━━ RECORD SET
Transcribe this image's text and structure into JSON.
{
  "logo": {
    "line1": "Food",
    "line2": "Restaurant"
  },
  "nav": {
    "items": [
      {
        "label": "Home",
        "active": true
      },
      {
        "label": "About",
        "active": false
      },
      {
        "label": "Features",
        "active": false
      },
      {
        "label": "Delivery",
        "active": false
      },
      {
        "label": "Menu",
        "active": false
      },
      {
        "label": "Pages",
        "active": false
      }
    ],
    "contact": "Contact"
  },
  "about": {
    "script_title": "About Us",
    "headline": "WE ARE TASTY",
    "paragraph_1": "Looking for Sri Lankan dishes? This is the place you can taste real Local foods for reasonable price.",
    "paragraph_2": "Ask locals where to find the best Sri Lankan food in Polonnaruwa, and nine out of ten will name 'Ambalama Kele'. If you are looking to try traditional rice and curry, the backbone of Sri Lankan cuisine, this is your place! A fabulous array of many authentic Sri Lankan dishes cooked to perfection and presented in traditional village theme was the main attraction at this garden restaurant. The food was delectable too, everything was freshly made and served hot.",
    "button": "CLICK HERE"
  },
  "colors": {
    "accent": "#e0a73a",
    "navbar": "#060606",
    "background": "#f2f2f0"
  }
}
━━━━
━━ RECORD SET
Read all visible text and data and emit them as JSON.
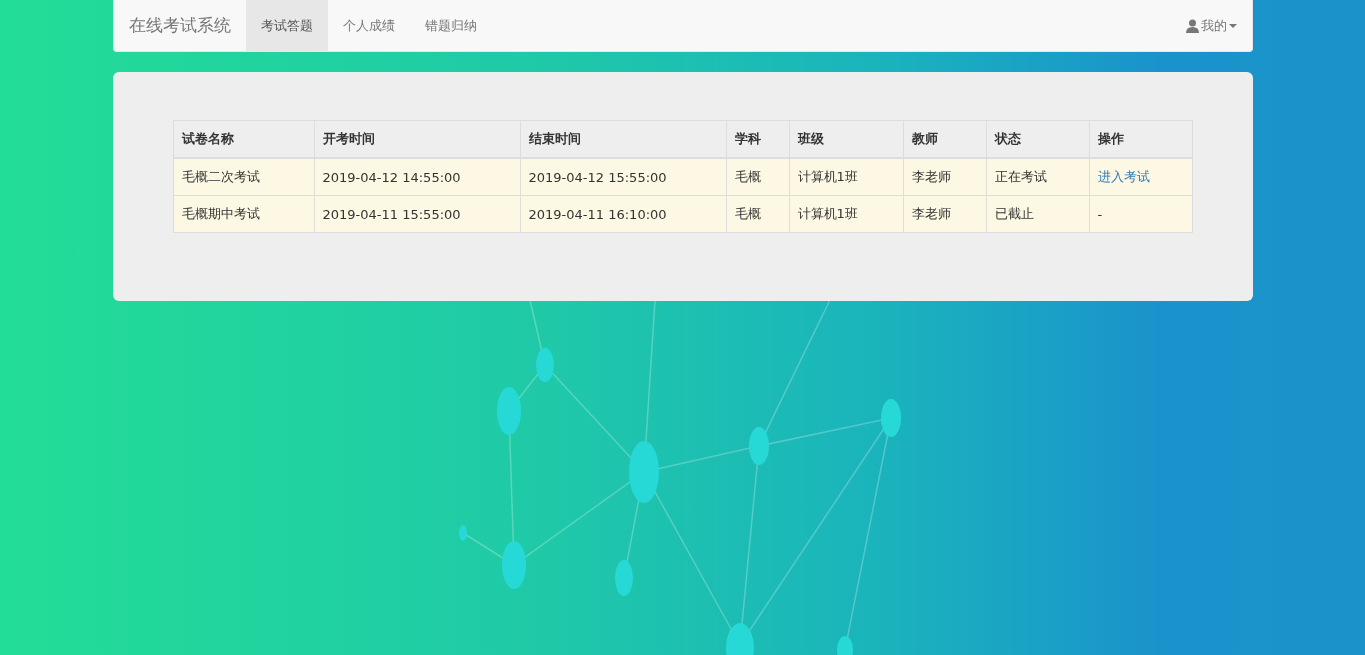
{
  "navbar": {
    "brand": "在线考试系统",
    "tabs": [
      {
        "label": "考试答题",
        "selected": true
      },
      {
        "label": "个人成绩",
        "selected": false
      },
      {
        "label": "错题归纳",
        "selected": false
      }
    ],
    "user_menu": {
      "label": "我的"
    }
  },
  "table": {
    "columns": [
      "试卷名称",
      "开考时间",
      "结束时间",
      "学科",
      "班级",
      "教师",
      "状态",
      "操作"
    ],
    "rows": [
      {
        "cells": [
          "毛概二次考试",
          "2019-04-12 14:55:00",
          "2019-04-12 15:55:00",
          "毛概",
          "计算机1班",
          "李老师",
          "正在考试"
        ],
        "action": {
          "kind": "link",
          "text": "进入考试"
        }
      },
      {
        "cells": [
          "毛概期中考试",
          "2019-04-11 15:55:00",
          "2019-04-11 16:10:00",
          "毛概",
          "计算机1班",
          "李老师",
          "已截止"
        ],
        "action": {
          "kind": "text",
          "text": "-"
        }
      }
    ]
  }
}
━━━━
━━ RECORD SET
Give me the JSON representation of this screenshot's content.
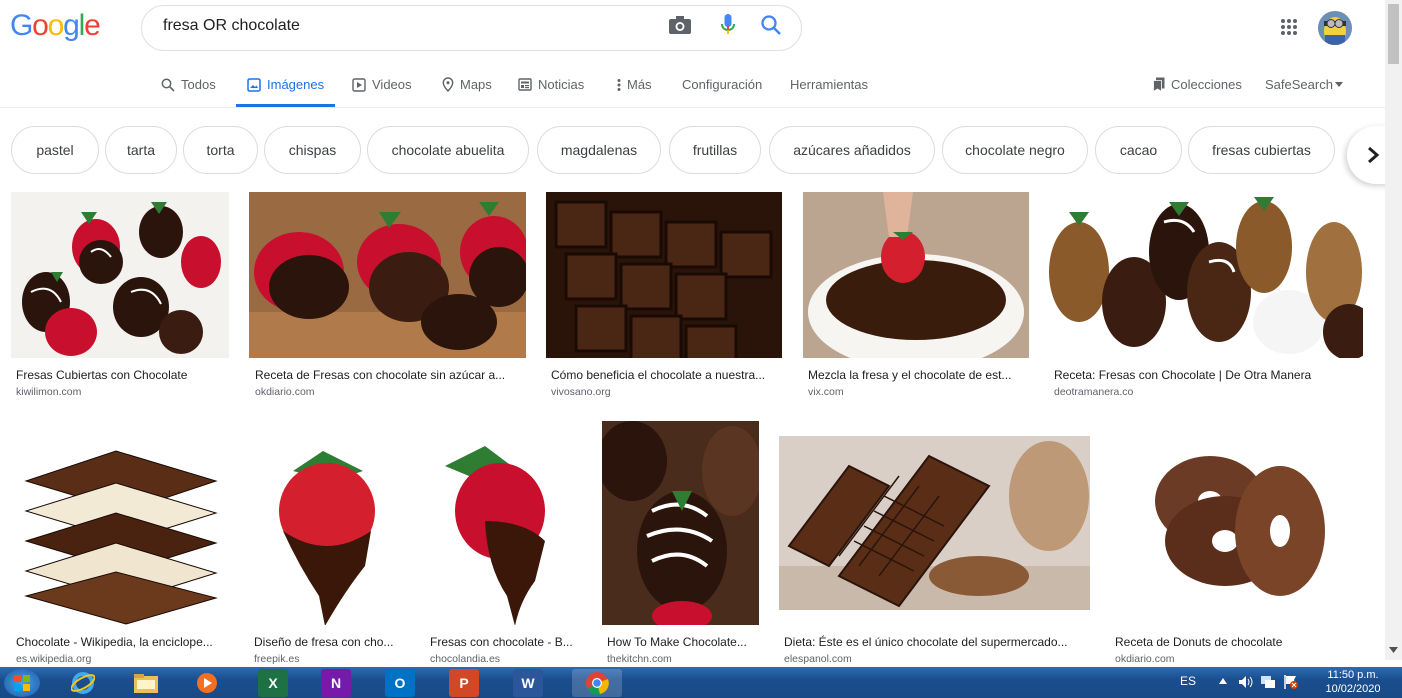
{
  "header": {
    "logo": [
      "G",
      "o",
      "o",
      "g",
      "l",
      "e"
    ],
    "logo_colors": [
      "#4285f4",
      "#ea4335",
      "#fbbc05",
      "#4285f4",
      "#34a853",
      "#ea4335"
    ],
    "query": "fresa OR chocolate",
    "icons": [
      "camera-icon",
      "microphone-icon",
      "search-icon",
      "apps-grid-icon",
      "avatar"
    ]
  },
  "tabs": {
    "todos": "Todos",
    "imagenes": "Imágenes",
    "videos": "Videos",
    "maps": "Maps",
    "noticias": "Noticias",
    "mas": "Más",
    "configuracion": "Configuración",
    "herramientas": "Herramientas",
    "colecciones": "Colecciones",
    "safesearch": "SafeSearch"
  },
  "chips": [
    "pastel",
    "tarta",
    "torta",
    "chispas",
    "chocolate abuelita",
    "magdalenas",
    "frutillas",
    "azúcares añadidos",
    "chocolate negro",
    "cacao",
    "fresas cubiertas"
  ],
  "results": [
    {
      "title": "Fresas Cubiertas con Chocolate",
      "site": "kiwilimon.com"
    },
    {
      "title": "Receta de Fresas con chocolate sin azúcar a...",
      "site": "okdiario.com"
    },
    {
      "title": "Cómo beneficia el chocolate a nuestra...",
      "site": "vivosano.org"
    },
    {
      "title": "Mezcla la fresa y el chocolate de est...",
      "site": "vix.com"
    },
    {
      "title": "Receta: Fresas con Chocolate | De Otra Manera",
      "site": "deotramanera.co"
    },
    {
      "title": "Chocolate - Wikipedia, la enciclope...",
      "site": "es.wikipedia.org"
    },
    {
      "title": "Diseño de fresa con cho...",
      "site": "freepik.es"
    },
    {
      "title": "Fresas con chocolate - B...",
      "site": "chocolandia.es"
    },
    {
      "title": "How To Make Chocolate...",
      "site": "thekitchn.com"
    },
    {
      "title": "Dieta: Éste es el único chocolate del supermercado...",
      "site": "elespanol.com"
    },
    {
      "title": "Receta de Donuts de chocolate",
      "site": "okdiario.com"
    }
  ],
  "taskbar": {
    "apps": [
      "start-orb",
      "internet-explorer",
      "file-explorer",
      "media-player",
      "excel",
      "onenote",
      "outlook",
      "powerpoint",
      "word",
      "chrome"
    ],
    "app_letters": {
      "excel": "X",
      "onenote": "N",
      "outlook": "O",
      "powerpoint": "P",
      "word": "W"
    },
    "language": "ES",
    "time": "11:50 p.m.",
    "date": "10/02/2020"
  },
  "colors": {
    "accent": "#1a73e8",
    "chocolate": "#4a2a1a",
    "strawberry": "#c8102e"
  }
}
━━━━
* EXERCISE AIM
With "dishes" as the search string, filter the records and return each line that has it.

* COMPLETED EXERCISE
    "paragraph_1": "Looking for Sri Lankan dishes? This is the place you can taste real Local foods for reasonable price.",
    "paragraph_2": "Ask locals where to find the best Sri Lankan food in Polonnaruwa, and nine out of ten will name 'Ambalama Kele'. If you are looking to try traditional rice and curry, the backbone of Sri Lankan cuisine, this is your place! A fabulous array of many authentic Sri Lankan dishes cooked to perfection and presented in traditional village theme was the main attraction at this garden restaurant. The food was delectable too, everything was freshly made and served hot.",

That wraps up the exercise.